Mathew SK, Naik GS, Peedicayil J. Inhibition by benidipine of contractility of isolated proximal and distal caprine ureter. Int J Appl Basic Med Res 2017;7:155-9.
Smita K, Sushil Kumar V, Premendran J, Sharma ML. Goat ureter – An alternative model for measuring ureteral peristalsis. J Smooth Muscle Res 2006;42:117-30.
Naik GS. Effect of Flupirtine Maleate, a Kv7 Channel Opener on the Spontaneous Contractility of Isolated Distal Caprine Ureter. Thesis Submitted to the Tamil Nadu Dr MGR Medical University, in Partial Fulfillment for the MD Pharmacology Degree; April, 2014.
Aaronson PI, Sarwar U, Gin S, Rockenbauch U, Connolly M, Tillet A, et al.
Arole for voltage-gated, but not Ca2+-activated, K+ channels in regulating spontaneous contractile activity in myometrium from virgin and pregnant rats. Br J Pharmacol 2006;147:815-24.
Macvinish LJ, Guo Y, Dixon AK, Murrell-Lagnado RD, Cuthbert AW. XE991 reveals differences in K +
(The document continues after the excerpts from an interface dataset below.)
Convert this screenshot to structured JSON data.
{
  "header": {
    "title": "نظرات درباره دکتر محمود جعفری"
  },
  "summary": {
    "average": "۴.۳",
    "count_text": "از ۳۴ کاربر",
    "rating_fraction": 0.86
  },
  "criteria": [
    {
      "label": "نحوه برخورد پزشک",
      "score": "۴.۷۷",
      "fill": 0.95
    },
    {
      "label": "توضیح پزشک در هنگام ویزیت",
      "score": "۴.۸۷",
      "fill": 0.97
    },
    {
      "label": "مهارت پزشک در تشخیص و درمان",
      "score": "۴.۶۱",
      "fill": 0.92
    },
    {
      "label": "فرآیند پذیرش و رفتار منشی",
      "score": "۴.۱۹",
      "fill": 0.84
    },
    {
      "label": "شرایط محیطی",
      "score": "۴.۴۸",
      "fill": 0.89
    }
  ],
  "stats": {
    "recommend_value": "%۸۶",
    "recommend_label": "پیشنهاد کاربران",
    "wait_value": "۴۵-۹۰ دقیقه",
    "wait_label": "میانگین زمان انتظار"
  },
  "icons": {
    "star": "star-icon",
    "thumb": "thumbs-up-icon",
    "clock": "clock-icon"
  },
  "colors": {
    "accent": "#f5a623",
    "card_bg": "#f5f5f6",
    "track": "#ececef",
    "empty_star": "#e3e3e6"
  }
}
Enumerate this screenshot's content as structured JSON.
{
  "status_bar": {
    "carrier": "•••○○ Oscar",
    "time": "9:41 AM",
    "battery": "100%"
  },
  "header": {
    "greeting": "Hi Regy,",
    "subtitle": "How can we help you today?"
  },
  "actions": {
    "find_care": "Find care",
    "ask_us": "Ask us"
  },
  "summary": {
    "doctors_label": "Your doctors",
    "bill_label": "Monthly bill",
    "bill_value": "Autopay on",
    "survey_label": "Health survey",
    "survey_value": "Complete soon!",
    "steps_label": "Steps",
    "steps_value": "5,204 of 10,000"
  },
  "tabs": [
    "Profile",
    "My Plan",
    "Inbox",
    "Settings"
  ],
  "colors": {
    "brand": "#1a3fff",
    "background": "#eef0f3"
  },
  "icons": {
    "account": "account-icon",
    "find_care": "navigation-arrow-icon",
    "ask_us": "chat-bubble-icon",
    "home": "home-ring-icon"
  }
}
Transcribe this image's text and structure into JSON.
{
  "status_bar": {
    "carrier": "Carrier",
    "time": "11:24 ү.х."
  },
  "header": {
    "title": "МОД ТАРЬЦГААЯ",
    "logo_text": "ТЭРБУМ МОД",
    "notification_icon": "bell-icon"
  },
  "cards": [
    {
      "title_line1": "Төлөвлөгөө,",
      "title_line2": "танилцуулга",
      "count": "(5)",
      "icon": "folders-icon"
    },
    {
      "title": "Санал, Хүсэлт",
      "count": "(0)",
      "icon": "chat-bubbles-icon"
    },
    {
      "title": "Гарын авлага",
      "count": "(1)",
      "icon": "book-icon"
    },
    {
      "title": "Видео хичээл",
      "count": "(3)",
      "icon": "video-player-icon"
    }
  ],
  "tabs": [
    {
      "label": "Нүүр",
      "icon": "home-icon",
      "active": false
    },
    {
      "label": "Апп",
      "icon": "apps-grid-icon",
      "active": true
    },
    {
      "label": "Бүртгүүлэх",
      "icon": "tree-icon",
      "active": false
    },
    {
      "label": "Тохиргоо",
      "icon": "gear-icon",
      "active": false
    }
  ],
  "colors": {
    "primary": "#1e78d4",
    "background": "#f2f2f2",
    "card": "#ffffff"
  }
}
channels regulating chloride secretion in murine airway and colonic epithelium. J Pharmacol Exp Ther 2001;60:753-60.
Parker A, Rush FN, Dennis KJ. The spontaneous motility of the human fallopian tube. J Reprod Fertil 1974;39:425-7.
Takagi H, Hashitani H. Effects of K(+) channel openers on spontaneous action potentials in detrusor smooth muscle of the guinea-pig urinary bladder. Eur J Pharmacol 2016;789:179-86.
Huang Y. BaCl2- and 4-aminopyridine-evoked phasic contractions in the rat vas deferens. Br J Pharmacol 1995;115:845-51.
Yeung SY, Greenwood IA. Electrophysiological and functional effects of the KCNQ channel blocker XE991 on murine portal vein smooth muscle cells. Br J Pharmacol 2005;146:585-95.
Türk C, Petřík A, Sarica K, Seitz C, Skolarikos A, Straub M, et al.
EAU guidelines on diagnosis and conservative management of urolithiasis. Eur Urol 2016;69:468-74.
Treudler R, Pohle K, Simon JC. Flupirtine is a safe alternative drug in patients with hypersensitivity to NSAIDs. Eur J Clin Pharmacol 2011;67:961-3.
[Table 1], [Table 2]